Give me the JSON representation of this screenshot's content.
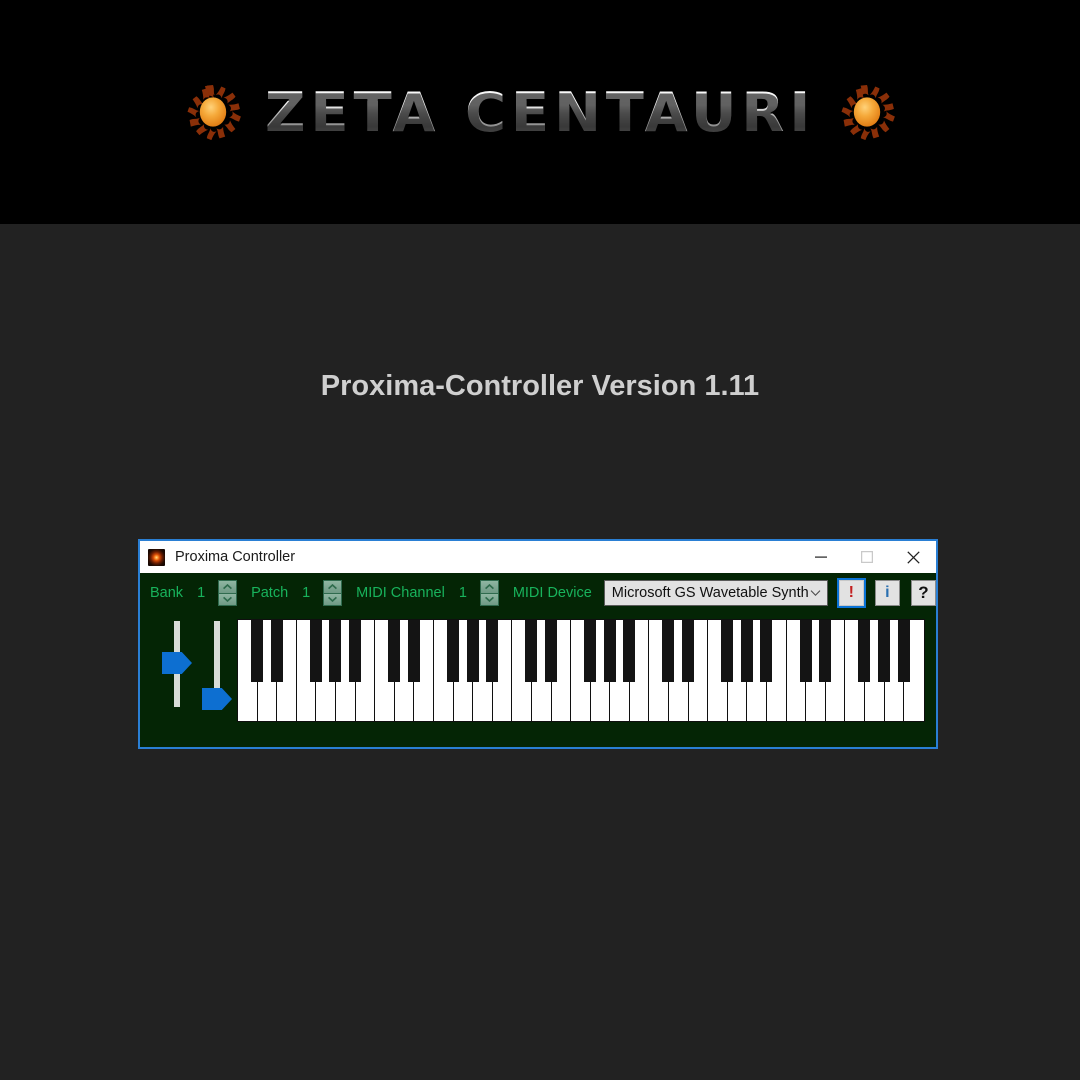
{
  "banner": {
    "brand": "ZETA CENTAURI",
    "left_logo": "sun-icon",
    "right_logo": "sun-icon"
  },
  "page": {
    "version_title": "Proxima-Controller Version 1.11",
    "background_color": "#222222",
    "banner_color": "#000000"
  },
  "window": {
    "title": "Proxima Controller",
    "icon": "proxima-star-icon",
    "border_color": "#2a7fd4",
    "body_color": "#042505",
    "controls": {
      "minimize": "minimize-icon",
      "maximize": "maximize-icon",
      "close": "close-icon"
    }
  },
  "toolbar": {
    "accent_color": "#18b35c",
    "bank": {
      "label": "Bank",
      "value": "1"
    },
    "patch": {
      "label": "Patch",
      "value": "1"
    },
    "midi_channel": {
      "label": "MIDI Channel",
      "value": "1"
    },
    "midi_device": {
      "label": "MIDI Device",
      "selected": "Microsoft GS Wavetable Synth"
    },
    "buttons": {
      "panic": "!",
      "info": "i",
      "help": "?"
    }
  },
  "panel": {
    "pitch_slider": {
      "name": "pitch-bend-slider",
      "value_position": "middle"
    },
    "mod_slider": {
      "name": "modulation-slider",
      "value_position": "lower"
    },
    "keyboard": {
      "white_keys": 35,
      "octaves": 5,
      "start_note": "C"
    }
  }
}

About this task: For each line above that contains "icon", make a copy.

Response box:
    "left_logo": "sun-icon",
    "right_logo": "sun-icon"
    "icon": "proxima-star-icon",
      "minimize": "minimize-icon",
      "maximize": "maximize-icon",
      "close": "close-icon"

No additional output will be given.